A: Again, a lot of variables come into play when trying to pinpoint the rehab costs related to outpatient treatment. First and foremost, the outpatient treatment option chosen will significantly affect rehab costs. The three primary options include:
– Partial hospitalization (treatment consists of 5 to 7 days a week of therapy for 6 to 8 hours a day)
– Intensive outpatient (treatment consists of 3 to 5 days a week of treatment for 4 to 6 hours a day)
– Standard outpatient (treatment consists of 1 to 2 days a week of treatment for 1 to 2 hours a day)
Other than time spent in therapy, other determining factors might include the therapy method prescribed and the length of time the client figures to need treatment. For a standard outpatient treatment program that runs about three months, the total costs would be somewhere around $5,000. If the program is run from an upscale rehab facility, the total costs for a three-month program could go as high as $10,000. FYI: Insurance companies will often offer to cover 100% of outpatient treatment as an incentive for customers to avoid the more expensive residential treatment option.
A: Once someone completes treatment, they still face the possibility of relapses should their triggers and temptation distract them from sobriety. To avoid relapse, therapists recommend that departing clients take advantage of an outpatient program. If a client decides to continue with standard outpatient counseling, they can expect to pay as much as $150 per session. If they want placement is a sober living home, the cost of a sober living option usually ranges fro $1,000 per month up to as much as $10,000 per month for an upscale sober living home.?

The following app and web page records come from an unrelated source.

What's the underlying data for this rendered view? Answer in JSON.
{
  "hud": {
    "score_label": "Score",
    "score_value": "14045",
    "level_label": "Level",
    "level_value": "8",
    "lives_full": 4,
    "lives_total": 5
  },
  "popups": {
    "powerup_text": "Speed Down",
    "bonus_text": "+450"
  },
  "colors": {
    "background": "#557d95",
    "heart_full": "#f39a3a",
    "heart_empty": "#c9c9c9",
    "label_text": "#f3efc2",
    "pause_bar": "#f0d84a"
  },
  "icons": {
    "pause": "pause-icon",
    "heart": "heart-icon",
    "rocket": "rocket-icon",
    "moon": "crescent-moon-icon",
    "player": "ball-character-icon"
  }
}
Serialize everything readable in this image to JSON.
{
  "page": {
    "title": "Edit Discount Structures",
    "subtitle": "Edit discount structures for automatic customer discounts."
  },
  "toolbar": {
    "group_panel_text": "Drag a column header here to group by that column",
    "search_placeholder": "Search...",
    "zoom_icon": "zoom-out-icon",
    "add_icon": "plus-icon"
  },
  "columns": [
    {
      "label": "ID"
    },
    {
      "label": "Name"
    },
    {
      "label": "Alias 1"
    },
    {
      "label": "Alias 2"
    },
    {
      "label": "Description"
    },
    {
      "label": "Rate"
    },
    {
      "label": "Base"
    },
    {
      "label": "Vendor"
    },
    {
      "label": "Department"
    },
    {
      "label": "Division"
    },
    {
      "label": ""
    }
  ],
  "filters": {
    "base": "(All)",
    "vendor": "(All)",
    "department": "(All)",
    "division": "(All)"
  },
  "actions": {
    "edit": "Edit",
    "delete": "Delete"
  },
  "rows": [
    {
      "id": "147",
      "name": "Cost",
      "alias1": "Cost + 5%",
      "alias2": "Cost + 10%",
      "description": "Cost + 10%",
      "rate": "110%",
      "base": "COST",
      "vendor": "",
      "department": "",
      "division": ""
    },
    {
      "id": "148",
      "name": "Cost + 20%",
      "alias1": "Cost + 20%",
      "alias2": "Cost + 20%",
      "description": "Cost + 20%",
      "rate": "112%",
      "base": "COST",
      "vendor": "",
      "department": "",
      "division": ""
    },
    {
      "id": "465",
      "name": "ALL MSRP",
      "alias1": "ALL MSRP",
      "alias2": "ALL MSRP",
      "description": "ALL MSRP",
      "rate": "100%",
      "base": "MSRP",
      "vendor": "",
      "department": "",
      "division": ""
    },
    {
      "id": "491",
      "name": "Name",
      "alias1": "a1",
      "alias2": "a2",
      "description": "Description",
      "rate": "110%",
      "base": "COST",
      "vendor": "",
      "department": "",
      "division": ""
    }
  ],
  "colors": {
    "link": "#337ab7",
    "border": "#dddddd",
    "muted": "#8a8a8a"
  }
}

The above information should be used as a guideline to help drive your decision-making process regarding where and when to get treatment. While getting treatment will always bring about a sense of urgency, you are encouraged to carefully consider any rehab costs you might have to pay Out-of-Pocket. That should include any co-pays, deductibles, and cost overruns you would be responsible for if you were paying your rehab costs through your healthcare insurance policy.